Cast in Courtlight can be considered the Barrani book of the series, as most of the plot takes place in the High Halls, the home of the Barrani caste court. Barrani, remember, are kind of like elves. They are immortal and beautiful and make us humans feel grubby just by standing next to us.
Which makes things rather awkward when Kaylin has to go. To properly illustrate this, here’s an exchange right out of the book:
“You’ve never spent much time around real nobles, have you?”
“They don’t let me.”
“I can’t imagine why.”
There’s a lot of good quotes in this series, let me tell you. And, as per my usual, I tend to share them with friends. One expressed interest in knowing more about the series. Which then offered the challenge of summarizing Elantra in one sentence with no spoilers. So I told her “It’s fantasy and it’s sort of epic except the main character is too down-to-earth for her settings most of the time.”
So far, the series has only begun to touch upon those potentially world-ending points which qualify as “epic.” Oh sure, there was a fight with a Dragon last book. And yes, there’s the leoswuld in this book as the rulership of the High Halls undergoes a change. Trust me when I say this is only the beginning. I’ve only finished two (and a half) out of eleven (and a half) books in the series.
It’s actually something of a challenge to talk about these books one at a time, because when I think back on Elantra as a whole, I have a hard time distinguishing one book from another, and don’t ask me to name them all because I really can’t. Not simply because they all start with Cast in but because they flow so smoothly together. At most, there’s a few weeks between the end of one book and the start of the next. (I’m not including the novella in this because that is it’s own thing.) Unlike Safehold, Elantra books are light and easy reads. Not to mention full of hilarity created entirely by context and witty writing. There are no slogs here, no books that I suffer to get through and beat my head against a wall to finish. You may have noticed how rapidly I’ve been plowing through them and this is completely normal for this type of series.

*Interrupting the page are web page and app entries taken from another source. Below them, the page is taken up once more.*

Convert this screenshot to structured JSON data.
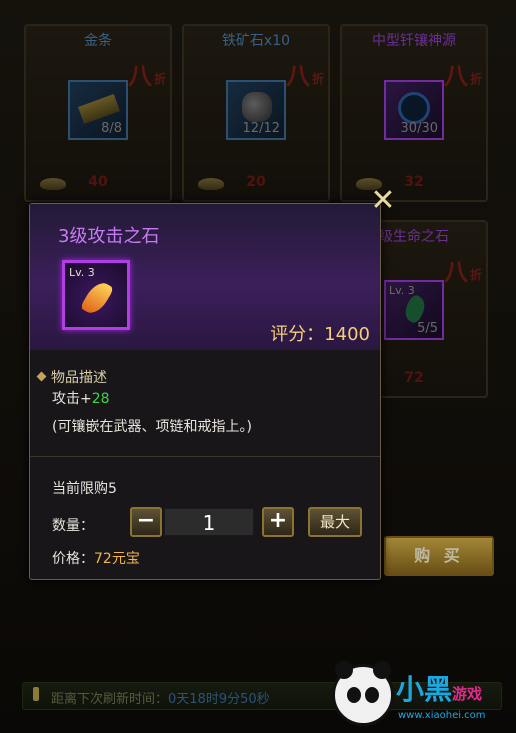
{
  "shop": {
    "cards": [
      {
        "title": "金条",
        "count": "8/8",
        "price": "40",
        "icon": "gold-bar-icon"
      },
      {
        "title": "铁矿石x10",
        "count": "12/12",
        "price": "20",
        "icon": "iron-ore-icon"
      },
      {
        "title": "中型钎镶神源",
        "count": "30/30",
        "price": "32",
        "icon": "compass-icon"
      },
      {
        "title": "级生命之石",
        "count": "5/5",
        "price": "72",
        "level": "Lv. 3",
        "icon": "gem-icon"
      }
    ],
    "discount_big": "八",
    "discount_small": "折",
    "buy_label": "购 买",
    "refresh_label": "距离下次刷新时间：",
    "refresh_time": "0天18时9分50秒"
  },
  "logo": {
    "title": "小黑",
    "subtitle": "游戏",
    "url": "www.xiaohei.com"
  },
  "dialog": {
    "title": "3级攻击之石",
    "level": "Lv. 3",
    "score": "评分：1400",
    "desc_head": "物品描述",
    "attr_label": "攻击+",
    "attr_value": "28",
    "note": "(可镶嵌在武器、项链和戒指上。)",
    "limit": "当前限购5",
    "qty_label": "数量：",
    "minus": "−",
    "qty_value": "1",
    "plus": "+",
    "max_label": "最大",
    "price_label": "价格：",
    "price_value": "72元宝",
    "close": "✕"
  },
  "colors": {
    "accent_purple": "#c67cf0",
    "gold": "#f6cd7a",
    "green_value": "#3fd44a"
  }
}
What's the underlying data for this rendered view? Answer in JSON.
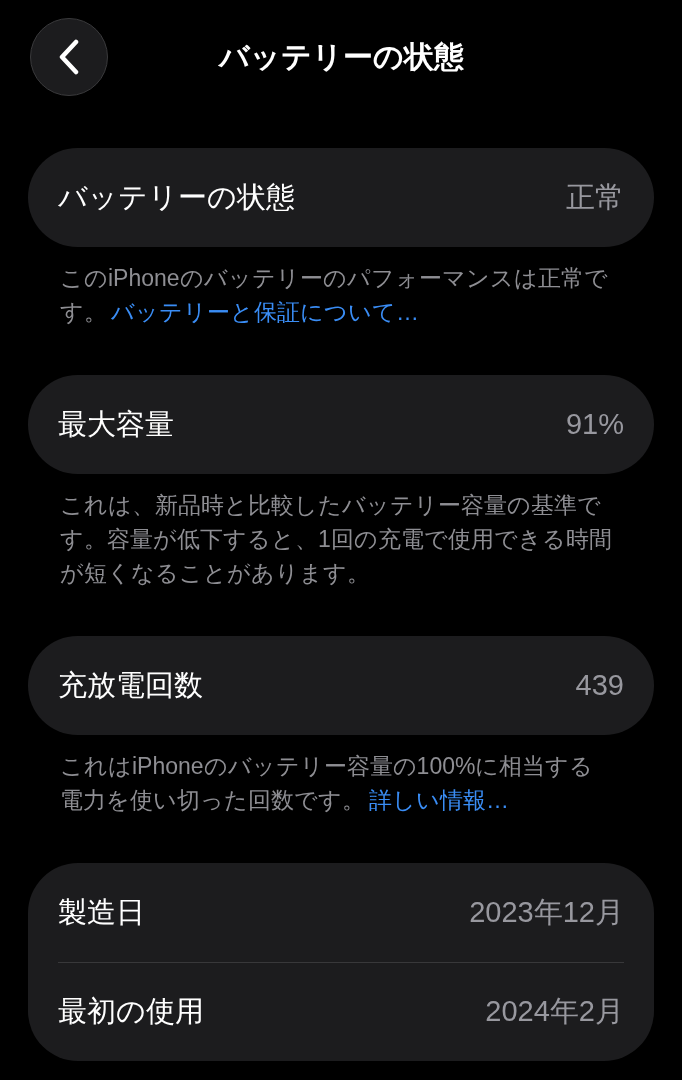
{
  "header": {
    "title": "バッテリーの状態"
  },
  "sections": [
    {
      "rows": [
        {
          "label": "バッテリーの状態",
          "value": "正常"
        }
      ],
      "footnote": {
        "text": "このiPhoneのバッテリーのパフォーマンスは正常です。",
        "link": "バッテリーと保証について…"
      }
    },
    {
      "rows": [
        {
          "label": "最大容量",
          "value": "91%"
        }
      ],
      "footnote": {
        "text": "これは、新品時と比較したバッテリー容量の基準です。容量が低下すると、1回の充電で使用できる時間が短くなることがあります。"
      }
    },
    {
      "rows": [
        {
          "label": "充放電回数",
          "value": "439"
        }
      ],
      "footnote": {
        "text": "これはiPhoneのバッテリー容量の100%に相当する電力を使い切った回数です。",
        "link": "詳しい情報…"
      }
    },
    {
      "rows": [
        {
          "label": "製造日",
          "value": "2023年12月"
        },
        {
          "label": "最初の使用",
          "value": "2024年2月"
        }
      ]
    }
  ]
}
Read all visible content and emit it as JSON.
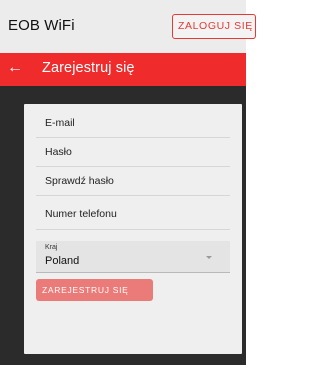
{
  "header": {
    "app_title": "EOB WiFi",
    "login_label": "ZALOGUJ SIĘ"
  },
  "toolbar": {
    "back_icon": "arrow-back",
    "title": "Zarejestruj się"
  },
  "form": {
    "fields": [
      {
        "label": "E-mail"
      },
      {
        "label": "Hasło"
      },
      {
        "label": "Sprawdź hasło"
      },
      {
        "label": "Numer telefonu"
      }
    ],
    "country": {
      "caption": "Kraj",
      "value": "Poland"
    },
    "submit_label": "ZAREJESTRUJ SIĘ"
  },
  "colors": {
    "accent": "#ef2b2b",
    "background_dark": "#2b2b2b",
    "card": "#efefef",
    "disabled_button": "#ea7b79"
  }
}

Like Safehold, this series is a set, and it’s very difficult to read just one random book for the same reason that I can’t easily remember if we talk to the Oracles in book three, book six, or some other number. Of course, once a character or concept is introduced, we do tend to revisit it. Sagara is a good author in that she introduces these ideas and people early on, and then builds them into main characters and plot points in subsequent volumes. Add her propensity to focus each book on a different species, element, or part of life, and we get in-depth studies on a subject while the rest of the world does go on.
Right now, the world is going on without my reading. Obviously I should stop typing now, and get back to that.